Using the listing below, extract each line that has the word "this" in it.

Supplied material >>
□ □ □ □

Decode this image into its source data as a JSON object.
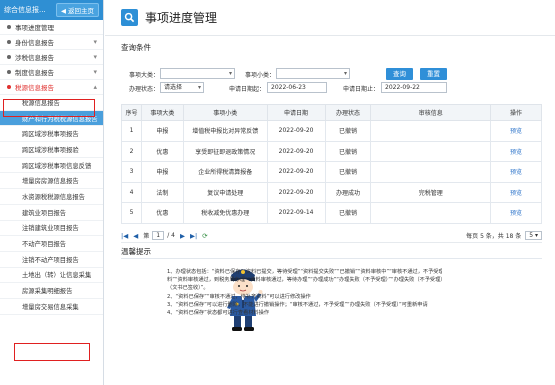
{
  "sidebar": {
    "title": "综合信息报...",
    "back_label": "返回主页",
    "groups": [
      {
        "label": "事项进度管理"
      },
      {
        "label": "身份信息报告"
      },
      {
        "label": "涉税信息报告"
      },
      {
        "label": "制度信息报告"
      }
    ],
    "active_group": {
      "label": "税源信息报告"
    },
    "sub_items": [
      {
        "label": "税源信息报告"
      },
      {
        "label": "财产和行为税税源信息报告"
      },
      {
        "label": "跨区域涉税事项报告"
      },
      {
        "label": "跨区域涉税事项报验"
      },
      {
        "label": "跨区域涉税事项信息反馈"
      },
      {
        "label": "增量房房源信息报告"
      },
      {
        "label": "水资源税税源信息报告"
      },
      {
        "label": "建筑业项目报告"
      },
      {
        "label": "注销建筑业项目报告"
      },
      {
        "label": "不动产项目报告"
      },
      {
        "label": "注销不动产项目报告"
      },
      {
        "label": "土地出（转）让信息采集"
      },
      {
        "label": "房源采集明细报告"
      },
      {
        "label": "增量房交易信息采集"
      }
    ]
  },
  "header": {
    "title": "事项进度管理"
  },
  "query": {
    "section_title": "查询条件",
    "item_type_label": "事项大类：",
    "item_type_value": "",
    "item_sub_label": "事项小类：",
    "item_sub_value": "",
    "status_label": "办理状态：",
    "status_value": "请选择",
    "date_start_label": "申请日期起：",
    "date_start_value": "2022-06-23",
    "date_end_label": "申请日期止：",
    "date_end_value": "2022-09-22",
    "search_label": "查询",
    "reset_label": "重置"
  },
  "table": {
    "headers": [
      "序号",
      "事项大类",
      "事项小类",
      "申请日期",
      "办理状态",
      "审核信息",
      "操作"
    ],
    "rows": [
      {
        "no": "1",
        "type": "申报",
        "sub": "增值税申报比对异常反馈",
        "date": "2022-09-20",
        "status": "已撤销",
        "review": "",
        "op": "预览"
      },
      {
        "no": "2",
        "type": "优惠",
        "sub": "享受即征即退政策情况",
        "date": "2022-09-20",
        "status": "已撤销",
        "review": "",
        "op": "预览"
      },
      {
        "no": "3",
        "type": "申报",
        "sub": "企业所得税清算报备",
        "date": "2022-09-20",
        "status": "已撤销",
        "review": "",
        "op": "预览"
      },
      {
        "no": "4",
        "type": "法制",
        "sub": "复议申请处理",
        "date": "2022-09-20",
        "status": "办理成功",
        "review": "完税管理",
        "op": "预览"
      },
      {
        "no": "5",
        "type": "优惠",
        "sub": "税收减免优惠办理",
        "date": "2022-09-14",
        "status": "已撤销",
        "review": "",
        "op": "预览"
      }
    ]
  },
  "pager": {
    "page_prefix": "第",
    "current_page": "1",
    "total_pages": "/ 4",
    "info": "每页 5 条，共 18 条",
    "page_size": "5"
  },
  "tips": {
    "title": "温馨提示",
    "lines": [
      "1、办理状态包括：“资料已保存”“资料已提交，等待受理”“资料提交失败”“已撤销”“资料审核中”“审核不通过，不予受理”“审核不通过，待补齐资",
      "料”“资料审核通过，到税务局办理”“资料审核通过，等待办理”“办理成功”“办理失败（不予受理）”“办理失败（不予受理）”“办理成功（文书待签收）”“办理成功",
      "（文书已签收）”。",
      "2、“资料已保存”“审核不通过，待补齐资料”可以进行修改操作",
      "3、“资料已保存”可以进行删除，不能进行撤销操作；“审核不通过，不予受理”“办理失败（不予受理）”可重新申请",
      "4、“资料已保存”状态都可进行查看材料操作"
    ]
  },
  "colors": {
    "accent": "#2f8fd8",
    "highlight": "#e02020"
  }
}
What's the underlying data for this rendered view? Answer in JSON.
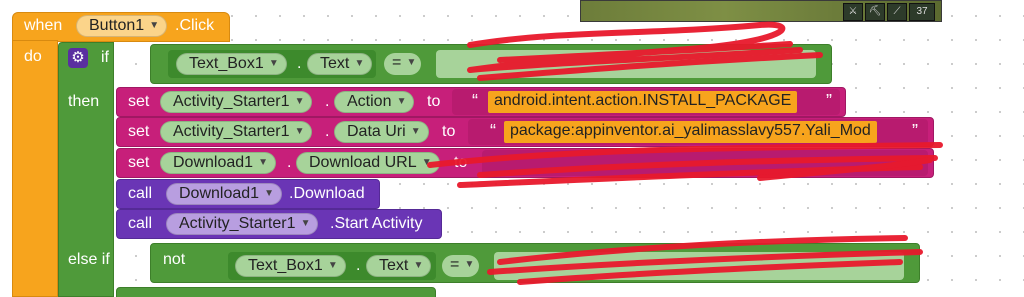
{
  "event": {
    "when": "when",
    "component": "Button1",
    "event": ".Click",
    "do": "do"
  },
  "if_block": {
    "if": "if",
    "then": "then",
    "else_if": "else if"
  },
  "condition": {
    "component": "Text_Box1",
    "property": "Text",
    "operator": "="
  },
  "statements": [
    {
      "kind": "set",
      "keyword": "set",
      "component": "Activity_Starter1",
      "property": "Action",
      "to": "to",
      "value": "android.intent.action.INSTALL_PACKAGE"
    },
    {
      "kind": "set",
      "keyword": "set",
      "component": "Activity_Starter1",
      "property": "Data Uri",
      "to": "to",
      "value": "package:appinventor.ai_yalimasslavy557.Yali_Mod"
    },
    {
      "kind": "set",
      "keyword": "set",
      "component": "Download1",
      "property": "Download URL",
      "to": "to",
      "value": ""
    },
    {
      "kind": "call",
      "keyword": "call",
      "component": "Download1",
      "method": ".Download"
    },
    {
      "kind": "call",
      "keyword": "call",
      "component": "Activity_Starter1",
      "method": ".Start Activity"
    }
  ],
  "else_condition": {
    "not": "not",
    "component": "Text_Box1",
    "property": "Text",
    "operator": "="
  },
  "hud": {
    "count": "37"
  },
  "colors": {
    "event": "#f7a41d",
    "logic": "#4f9a3a",
    "setter": "#c71f7a",
    "call": "#6a35b5",
    "redaction": "#e8192c"
  }
}
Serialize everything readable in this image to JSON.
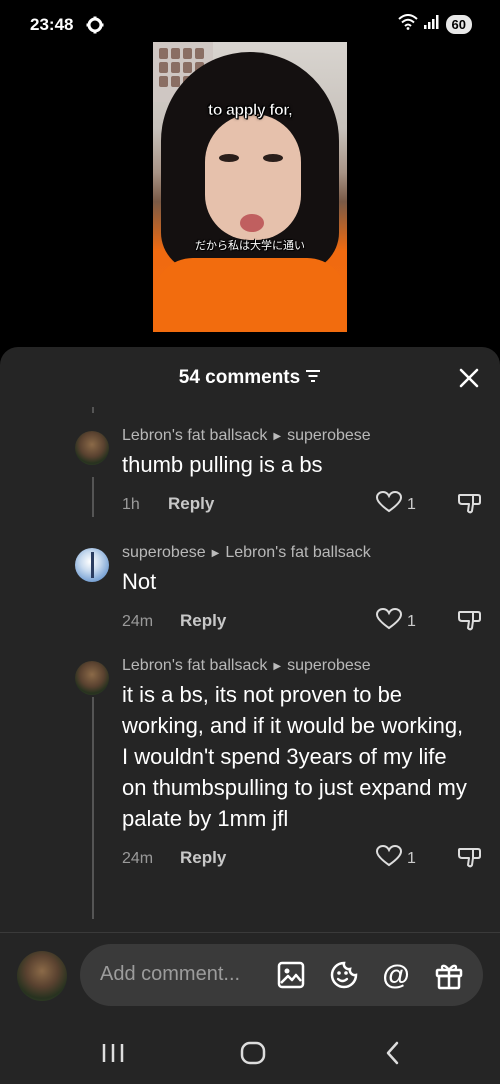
{
  "status_bar": {
    "time": "23:48",
    "battery": "60"
  },
  "video": {
    "caption_en": "to apply for,",
    "caption_jp": "だから私は大学に通い"
  },
  "comments_panel": {
    "title": "54 comments",
    "comments": [
      {
        "author": "Lebron's fat ballsack",
        "reply_to": "superobese",
        "text": "thumb pulling is a bs",
        "age": "1h",
        "reply_label": "Reply",
        "likes": "1"
      },
      {
        "author": "superobese",
        "reply_to": "Lebron's fat ballsack",
        "text": "Not",
        "age": "24m",
        "reply_label": "Reply",
        "likes": "1"
      },
      {
        "author": "Lebron's fat ballsack",
        "reply_to": "superobese",
        "text": "it is a bs, its not proven to be working, and if it would be working, I wouldn't spend 3years of my life on thumbspulling to just expand my palate by 1mm jfl",
        "age": "24m",
        "reply_label": "Reply",
        "likes": "1"
      }
    ]
  },
  "composer": {
    "placeholder": "Add comment..."
  },
  "icons": [
    "gear-icon",
    "wifi-icon",
    "signal-icon",
    "filter-icon",
    "close-icon",
    "heart-icon",
    "dislike-icon",
    "image-icon",
    "emoji-icon",
    "at-icon",
    "gift-icon",
    "recents-icon",
    "home-icon",
    "back-icon"
  ]
}
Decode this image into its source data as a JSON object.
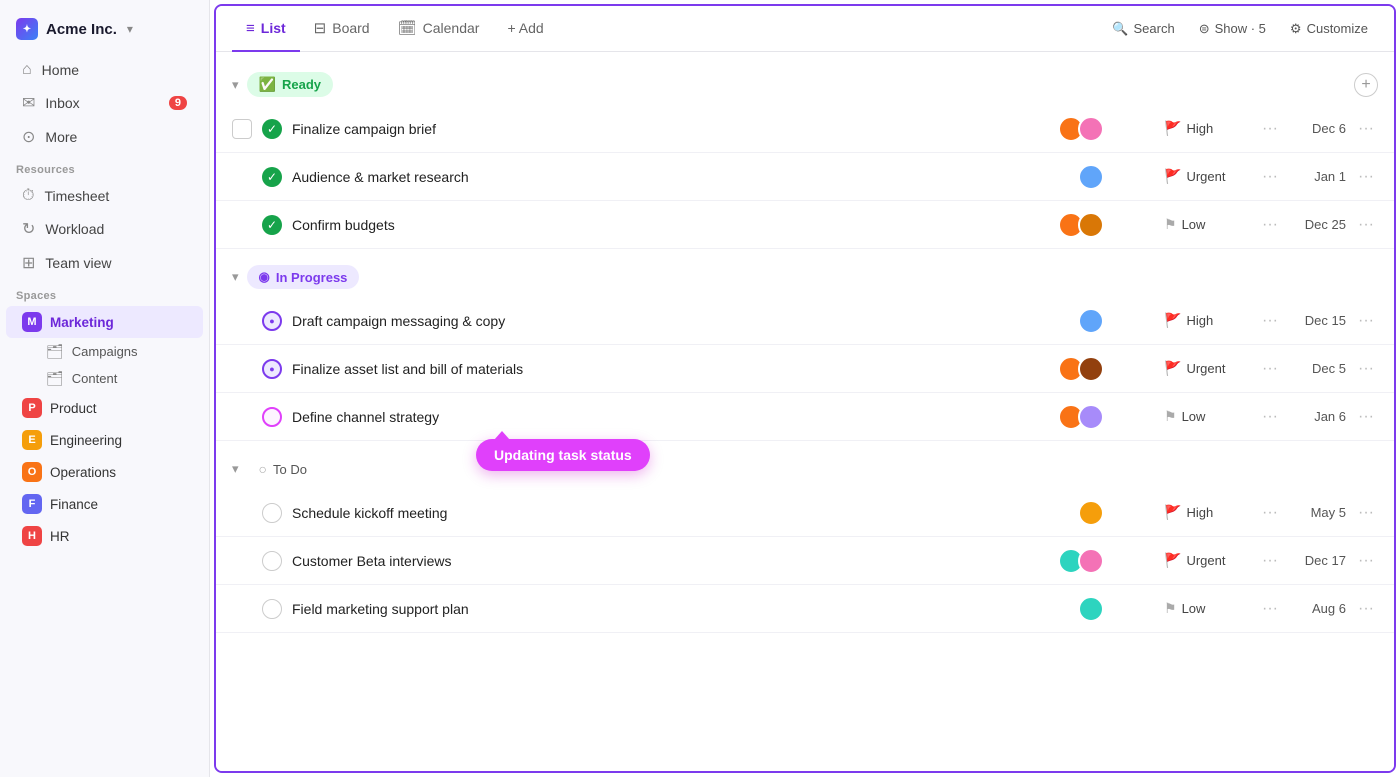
{
  "app": {
    "logo_text": "Acme Inc.",
    "logo_arrow": "▾"
  },
  "sidebar": {
    "nav_items": [
      {
        "id": "home",
        "label": "Home",
        "icon": "⌂"
      },
      {
        "id": "inbox",
        "label": "Inbox",
        "icon": "✉",
        "badge": "9"
      },
      {
        "id": "more",
        "label": "More",
        "icon": "⊙"
      }
    ],
    "resources_label": "Resources",
    "resource_items": [
      {
        "id": "timesheet",
        "label": "Timesheet",
        "icon": "⏱"
      },
      {
        "id": "workload",
        "label": "Workload",
        "icon": "↻"
      },
      {
        "id": "teamview",
        "label": "Team view",
        "icon": "⊞"
      }
    ],
    "spaces_label": "Spaces",
    "spaces": [
      {
        "id": "marketing",
        "label": "Marketing",
        "letter": "M",
        "color": "#7c3aed",
        "active": true
      },
      {
        "id": "product",
        "label": "Product",
        "letter": "P",
        "color": "#ef4444",
        "active": false
      },
      {
        "id": "engineering",
        "label": "Engineering",
        "letter": "E",
        "color": "#f59e0b",
        "active": false
      },
      {
        "id": "operations",
        "label": "Operations",
        "letter": "O",
        "color": "#f97316",
        "active": false
      },
      {
        "id": "finance",
        "label": "Finance",
        "letter": "F",
        "color": "#6366f1",
        "active": false
      },
      {
        "id": "hr",
        "label": "HR",
        "letter": "H",
        "color": "#ef4444",
        "active": false
      }
    ],
    "sub_items": [
      {
        "id": "campaigns",
        "label": "Campaigns"
      },
      {
        "id": "content",
        "label": "Content"
      }
    ]
  },
  "topbar": {
    "tabs": [
      {
        "id": "list",
        "label": "List",
        "icon": "≡",
        "active": true
      },
      {
        "id": "board",
        "label": "Board",
        "icon": "⊟",
        "active": false
      },
      {
        "id": "calendar",
        "label": "Calendar",
        "icon": "📅",
        "active": false
      },
      {
        "id": "add",
        "label": "+ Add",
        "icon": "",
        "active": false
      }
    ],
    "search_label": "Search",
    "show_label": "Show · 5",
    "customize_label": "Customize"
  },
  "sections": [
    {
      "id": "ready",
      "label": "Ready",
      "type": "ready",
      "icon": "✓",
      "tasks": [
        {
          "id": "t1",
          "name": "Finalize campaign brief",
          "status": "done",
          "avatars": [
            "orange",
            "pink"
          ],
          "priority": "High",
          "priority_type": "high",
          "date": "Dec 6",
          "has_checkbox": true
        },
        {
          "id": "t2",
          "name": "Audience & market research",
          "status": "done",
          "avatars": [
            "blue"
          ],
          "priority": "Urgent",
          "priority_type": "urgent",
          "date": "Jan 1",
          "has_checkbox": false
        },
        {
          "id": "t3",
          "name": "Confirm budgets",
          "status": "done",
          "avatars": [
            "orange",
            "amber"
          ],
          "priority": "Low",
          "priority_type": "low",
          "date": "Dec 25",
          "has_checkbox": false
        }
      ]
    },
    {
      "id": "inprogress",
      "label": "In Progress",
      "type": "in-progress",
      "icon": "◉",
      "tasks": [
        {
          "id": "t4",
          "name": "Draft campaign messaging & copy",
          "status": "in-progress",
          "avatars": [
            "blue"
          ],
          "priority": "High",
          "priority_type": "high",
          "date": "Dec 15",
          "has_checkbox": false
        },
        {
          "id": "t5",
          "name": "Finalize asset list and bill of materials",
          "status": "in-progress",
          "avatars": [
            "orange",
            "amber"
          ],
          "priority": "Urgent",
          "priority_type": "urgent",
          "date": "Dec 5",
          "has_checkbox": false
        },
        {
          "id": "t6",
          "name": "Define channel strategy",
          "status": "in-progress",
          "avatars": [
            "orange",
            "purple"
          ],
          "priority": "Low",
          "priority_type": "low",
          "date": "Jan 6",
          "has_checkbox": false,
          "has_tooltip": true,
          "tooltip": "Updating task status"
        }
      ]
    },
    {
      "id": "todo",
      "label": "To Do",
      "type": "todo",
      "icon": "○",
      "tasks": [
        {
          "id": "t7",
          "name": "Schedule kickoff meeting",
          "status": "todo",
          "avatars": [
            "amber"
          ],
          "priority": "High",
          "priority_type": "high",
          "date": "May 5",
          "has_checkbox": false
        },
        {
          "id": "t8",
          "name": "Customer Beta interviews",
          "status": "todo",
          "avatars": [
            "teal",
            "pink"
          ],
          "priority": "Urgent",
          "priority_type": "urgent",
          "date": "Dec 17",
          "has_checkbox": false
        },
        {
          "id": "t9",
          "name": "Field marketing support plan",
          "status": "todo",
          "avatars": [
            "teal"
          ],
          "priority": "Low",
          "priority_type": "low",
          "date": "Aug 6",
          "has_checkbox": false
        }
      ]
    }
  ],
  "colors": {
    "orange": "#f97316",
    "pink": "#ec4899",
    "blue": "#60a5fa",
    "green": "#22c55e",
    "amber": "#f59e0b",
    "purple": "#a78bfa",
    "teal": "#2dd4bf",
    "red": "#ef4444"
  }
}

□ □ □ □

Written solution >>
Decode this image into its source data as a JSON object.
What's the underlying data for this rendered view? Answer in JSON.
Serialize everything readable in this image to JSON.
Decode this image into its source data as a JSON object.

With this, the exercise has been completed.